With the end of this film, Romero’s message is clear.  Society gets what it deserves.


Book Review: The Sleepwalker by R.L. Stine

With the last R.L. Stine book that I read, I was really upset when a cat was killed in the service of the plot.  In fact, I was so turned off that I pretty much just skimmed the book after the death of Mr. Jinx.

So, when I started reading 1991’s The Sleepwalker, I was understandably concerned with a black cat named Hazel made an appearance and started hissing at the main character.  “Oh no,” I said, “not again!”  Fortunately, Hazel not only survived the entire book but turned out to be a total badass!  Hazel is exactly the type of cat that you want on your side.  Not only will Hazel hiss at anyone who tries to go through your stuff but Hazel is also willing to use her claws if anyone gets out of line.  Go, Hazel, go!

As for the rest of the story, Mayra is a teenager who is totally in love with Walker, who is this weird kid who is into magic.  Unfortunately, Marya has a creepy ex-boyfriend named Link, who is also totally into magic.  (Link, I should mention, has a sister named Stephanie who is — get this — totally into magic!)  With Walker on vacation and Link acting all whiny, Marya gets a job working as a homecare assistant to old Mrs. Cottler.  Mayra’s mom once worked for Mrs. Cottler and apparently, it’s good to keep these jobs in the family.

Mayra, however, soon comes to suspect that Mrs. Cottler is a witch!  Afterall, Mrs. Cottler has a lot of strange occult-themed books and she also owns a black cat.  (Yay, Hazel!)  After one of Mrs. Cottler’s neighbors complains about her peach tree encroaching on his property, he suffers a broken hip.  Soon, Mayra is having dreams about walking into the middle of a lake and, when she wakes up, she discovers that she has been sleepwalking!  Could it be because Mrs. Cottler put a spell on her and is now trying to destroy her for some weird reason?

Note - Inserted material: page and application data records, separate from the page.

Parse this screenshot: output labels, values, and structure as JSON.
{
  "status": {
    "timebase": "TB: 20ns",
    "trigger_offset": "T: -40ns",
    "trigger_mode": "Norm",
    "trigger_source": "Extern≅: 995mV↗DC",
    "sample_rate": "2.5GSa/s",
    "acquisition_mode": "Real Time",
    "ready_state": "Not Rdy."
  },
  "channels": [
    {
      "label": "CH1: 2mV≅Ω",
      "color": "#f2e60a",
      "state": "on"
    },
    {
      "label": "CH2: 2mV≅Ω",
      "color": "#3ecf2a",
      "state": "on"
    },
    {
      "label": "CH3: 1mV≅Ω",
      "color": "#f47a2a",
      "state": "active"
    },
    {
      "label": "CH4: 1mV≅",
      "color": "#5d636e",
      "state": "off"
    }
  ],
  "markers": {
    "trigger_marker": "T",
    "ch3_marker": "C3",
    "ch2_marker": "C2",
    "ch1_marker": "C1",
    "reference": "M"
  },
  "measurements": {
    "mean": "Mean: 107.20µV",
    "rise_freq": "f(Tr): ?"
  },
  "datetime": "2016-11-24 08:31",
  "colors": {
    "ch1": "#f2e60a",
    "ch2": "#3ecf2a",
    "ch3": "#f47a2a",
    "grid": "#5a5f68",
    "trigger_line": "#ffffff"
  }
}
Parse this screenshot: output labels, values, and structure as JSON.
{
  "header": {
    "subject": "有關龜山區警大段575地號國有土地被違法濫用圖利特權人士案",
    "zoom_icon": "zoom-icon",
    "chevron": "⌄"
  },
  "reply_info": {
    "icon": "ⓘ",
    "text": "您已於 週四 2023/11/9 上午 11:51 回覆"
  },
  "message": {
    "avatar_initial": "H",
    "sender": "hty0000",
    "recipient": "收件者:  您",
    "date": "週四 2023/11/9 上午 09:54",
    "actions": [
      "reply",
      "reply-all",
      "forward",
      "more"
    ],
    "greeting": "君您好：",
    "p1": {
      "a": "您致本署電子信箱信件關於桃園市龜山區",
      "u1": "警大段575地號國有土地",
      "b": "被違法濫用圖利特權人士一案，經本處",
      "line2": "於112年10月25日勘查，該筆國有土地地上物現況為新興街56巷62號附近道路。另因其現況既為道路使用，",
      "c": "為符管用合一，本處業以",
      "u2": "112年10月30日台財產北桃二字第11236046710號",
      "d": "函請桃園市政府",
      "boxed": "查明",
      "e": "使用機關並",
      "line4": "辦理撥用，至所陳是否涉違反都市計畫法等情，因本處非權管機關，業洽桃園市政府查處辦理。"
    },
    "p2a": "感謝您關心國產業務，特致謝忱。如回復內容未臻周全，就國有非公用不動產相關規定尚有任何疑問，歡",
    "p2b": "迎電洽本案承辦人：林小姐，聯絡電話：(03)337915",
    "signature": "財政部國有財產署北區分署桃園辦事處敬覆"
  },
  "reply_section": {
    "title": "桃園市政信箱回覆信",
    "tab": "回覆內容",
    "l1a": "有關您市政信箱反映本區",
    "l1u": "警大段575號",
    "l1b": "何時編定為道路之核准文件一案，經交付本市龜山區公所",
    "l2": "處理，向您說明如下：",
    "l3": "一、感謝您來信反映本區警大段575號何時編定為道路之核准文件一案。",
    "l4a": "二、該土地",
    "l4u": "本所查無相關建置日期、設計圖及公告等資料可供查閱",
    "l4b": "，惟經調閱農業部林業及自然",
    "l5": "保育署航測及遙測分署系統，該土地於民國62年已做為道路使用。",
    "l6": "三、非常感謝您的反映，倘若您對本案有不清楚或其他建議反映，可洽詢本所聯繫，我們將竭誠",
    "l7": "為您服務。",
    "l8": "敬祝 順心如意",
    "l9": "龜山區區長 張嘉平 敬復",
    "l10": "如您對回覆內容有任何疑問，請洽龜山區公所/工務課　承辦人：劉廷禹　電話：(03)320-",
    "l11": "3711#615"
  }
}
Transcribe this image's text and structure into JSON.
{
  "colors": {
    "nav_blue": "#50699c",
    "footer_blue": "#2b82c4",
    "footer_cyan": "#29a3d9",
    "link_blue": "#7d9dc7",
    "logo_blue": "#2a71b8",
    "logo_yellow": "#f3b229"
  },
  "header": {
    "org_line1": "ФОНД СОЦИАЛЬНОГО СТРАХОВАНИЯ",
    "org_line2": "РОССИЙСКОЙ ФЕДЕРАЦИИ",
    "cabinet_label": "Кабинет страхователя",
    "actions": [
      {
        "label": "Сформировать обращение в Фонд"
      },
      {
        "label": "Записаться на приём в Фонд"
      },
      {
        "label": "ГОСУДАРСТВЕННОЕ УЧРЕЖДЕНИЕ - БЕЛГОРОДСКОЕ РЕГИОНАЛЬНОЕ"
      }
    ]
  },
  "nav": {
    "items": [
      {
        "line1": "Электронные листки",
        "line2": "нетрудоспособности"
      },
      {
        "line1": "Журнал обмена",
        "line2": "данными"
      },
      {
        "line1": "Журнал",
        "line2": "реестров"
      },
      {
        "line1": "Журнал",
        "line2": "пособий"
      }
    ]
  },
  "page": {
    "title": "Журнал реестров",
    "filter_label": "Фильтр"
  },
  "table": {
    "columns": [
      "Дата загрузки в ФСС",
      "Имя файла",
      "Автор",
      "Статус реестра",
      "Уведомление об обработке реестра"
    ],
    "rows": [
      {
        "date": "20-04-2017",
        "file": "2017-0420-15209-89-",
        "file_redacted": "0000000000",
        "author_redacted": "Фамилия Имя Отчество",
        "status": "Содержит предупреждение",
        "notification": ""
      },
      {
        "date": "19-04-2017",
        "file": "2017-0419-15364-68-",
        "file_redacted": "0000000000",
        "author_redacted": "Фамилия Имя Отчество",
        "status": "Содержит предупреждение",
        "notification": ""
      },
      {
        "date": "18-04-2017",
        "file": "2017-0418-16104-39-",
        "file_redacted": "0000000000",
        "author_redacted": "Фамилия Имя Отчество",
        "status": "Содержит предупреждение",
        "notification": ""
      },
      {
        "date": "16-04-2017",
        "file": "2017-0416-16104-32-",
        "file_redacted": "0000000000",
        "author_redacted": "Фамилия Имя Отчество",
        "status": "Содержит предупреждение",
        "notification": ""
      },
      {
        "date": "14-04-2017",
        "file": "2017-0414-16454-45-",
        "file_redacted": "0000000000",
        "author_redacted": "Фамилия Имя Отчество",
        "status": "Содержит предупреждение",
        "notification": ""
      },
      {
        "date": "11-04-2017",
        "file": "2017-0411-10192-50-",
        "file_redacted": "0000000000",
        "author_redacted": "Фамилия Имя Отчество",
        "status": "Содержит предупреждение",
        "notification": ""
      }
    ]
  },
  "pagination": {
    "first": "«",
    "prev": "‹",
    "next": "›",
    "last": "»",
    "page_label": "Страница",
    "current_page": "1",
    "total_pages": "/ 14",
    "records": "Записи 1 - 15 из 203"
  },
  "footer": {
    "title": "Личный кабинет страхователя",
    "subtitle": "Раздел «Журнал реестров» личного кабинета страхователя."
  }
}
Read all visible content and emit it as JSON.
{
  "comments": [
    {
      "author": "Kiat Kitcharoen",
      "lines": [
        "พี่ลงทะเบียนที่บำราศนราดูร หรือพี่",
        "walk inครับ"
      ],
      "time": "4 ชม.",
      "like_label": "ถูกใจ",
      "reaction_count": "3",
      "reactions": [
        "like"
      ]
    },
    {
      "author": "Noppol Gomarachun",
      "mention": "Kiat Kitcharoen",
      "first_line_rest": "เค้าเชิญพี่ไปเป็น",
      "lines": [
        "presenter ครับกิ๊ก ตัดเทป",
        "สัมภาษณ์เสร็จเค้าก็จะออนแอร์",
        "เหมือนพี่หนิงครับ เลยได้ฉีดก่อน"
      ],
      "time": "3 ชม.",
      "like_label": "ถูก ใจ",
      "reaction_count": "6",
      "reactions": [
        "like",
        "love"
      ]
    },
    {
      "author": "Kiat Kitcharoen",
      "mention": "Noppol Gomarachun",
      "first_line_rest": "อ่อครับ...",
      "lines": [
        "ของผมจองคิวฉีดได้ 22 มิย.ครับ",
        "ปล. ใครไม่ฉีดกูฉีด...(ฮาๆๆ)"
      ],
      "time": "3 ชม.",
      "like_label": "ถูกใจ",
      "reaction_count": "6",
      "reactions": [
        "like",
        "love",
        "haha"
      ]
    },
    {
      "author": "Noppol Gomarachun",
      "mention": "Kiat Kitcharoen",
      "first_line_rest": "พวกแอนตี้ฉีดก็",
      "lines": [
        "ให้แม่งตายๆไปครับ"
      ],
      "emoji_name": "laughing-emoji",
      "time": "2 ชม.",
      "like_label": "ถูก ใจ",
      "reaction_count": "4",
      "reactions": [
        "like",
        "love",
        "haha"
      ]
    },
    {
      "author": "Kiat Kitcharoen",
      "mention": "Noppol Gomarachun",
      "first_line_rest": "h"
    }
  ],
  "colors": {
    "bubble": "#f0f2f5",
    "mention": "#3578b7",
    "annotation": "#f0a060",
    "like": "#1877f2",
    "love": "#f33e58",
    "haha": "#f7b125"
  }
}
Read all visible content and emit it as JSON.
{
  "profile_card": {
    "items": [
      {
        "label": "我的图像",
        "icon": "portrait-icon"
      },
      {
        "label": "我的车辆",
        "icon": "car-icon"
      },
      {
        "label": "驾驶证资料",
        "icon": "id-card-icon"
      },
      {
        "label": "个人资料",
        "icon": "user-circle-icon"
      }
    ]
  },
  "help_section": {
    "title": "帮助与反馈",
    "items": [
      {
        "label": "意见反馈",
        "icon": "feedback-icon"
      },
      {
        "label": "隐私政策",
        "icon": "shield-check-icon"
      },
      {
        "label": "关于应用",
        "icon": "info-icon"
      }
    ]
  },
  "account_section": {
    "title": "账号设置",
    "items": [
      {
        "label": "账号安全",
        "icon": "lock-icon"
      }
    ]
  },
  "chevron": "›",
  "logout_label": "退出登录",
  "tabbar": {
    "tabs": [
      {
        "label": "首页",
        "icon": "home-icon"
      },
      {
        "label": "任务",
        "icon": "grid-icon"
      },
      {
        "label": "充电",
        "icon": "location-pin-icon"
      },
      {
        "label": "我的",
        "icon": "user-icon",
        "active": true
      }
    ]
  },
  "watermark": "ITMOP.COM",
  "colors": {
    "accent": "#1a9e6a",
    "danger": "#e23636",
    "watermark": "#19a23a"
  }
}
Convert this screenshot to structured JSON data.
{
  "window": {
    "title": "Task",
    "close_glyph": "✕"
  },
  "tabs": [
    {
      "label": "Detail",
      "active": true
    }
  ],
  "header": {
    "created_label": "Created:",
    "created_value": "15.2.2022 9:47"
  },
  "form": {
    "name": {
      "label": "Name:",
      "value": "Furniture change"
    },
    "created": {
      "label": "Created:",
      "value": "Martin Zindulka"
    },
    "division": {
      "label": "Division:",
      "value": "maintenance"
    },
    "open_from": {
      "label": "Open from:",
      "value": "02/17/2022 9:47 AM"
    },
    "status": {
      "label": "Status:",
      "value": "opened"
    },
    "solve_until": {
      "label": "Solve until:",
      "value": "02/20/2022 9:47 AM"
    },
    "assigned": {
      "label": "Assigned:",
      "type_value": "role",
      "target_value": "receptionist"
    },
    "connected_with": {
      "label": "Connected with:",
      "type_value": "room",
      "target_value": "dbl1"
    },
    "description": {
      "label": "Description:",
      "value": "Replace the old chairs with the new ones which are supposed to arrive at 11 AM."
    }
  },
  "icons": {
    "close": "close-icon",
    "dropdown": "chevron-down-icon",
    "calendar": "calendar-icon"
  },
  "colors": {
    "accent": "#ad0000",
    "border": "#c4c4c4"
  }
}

(Actually, considering that Mayra has dated two guys who are both into magic tricks and also how quickly Mayra jumps to the  conclusion that Mrs. Cottler must be a witch, I think it’s far more probable that Mayra herself is using her interest in the paranormal as a way to deal with past trauma.  I mean, it’s kind of remarkable that it never seems to occur to her that there might be a non-magic answer to all of her problems.  I get the feeling that her belief in magic is her way of avoiding having to confront anything.  That’s just my theory.  For the record, I don’t believe in magic but I do enjoy reading about it.)

Anyway, even by Stine standards, this is a silly story.  No one turns out to be who we originally believed them to be and it all links up to a mysterious death that occurred years before.  This is one of those things where almost every issue in the book could have been resolved by people just not being stupid.  But, and this is the most important thing …. HAZEL SURVIVES!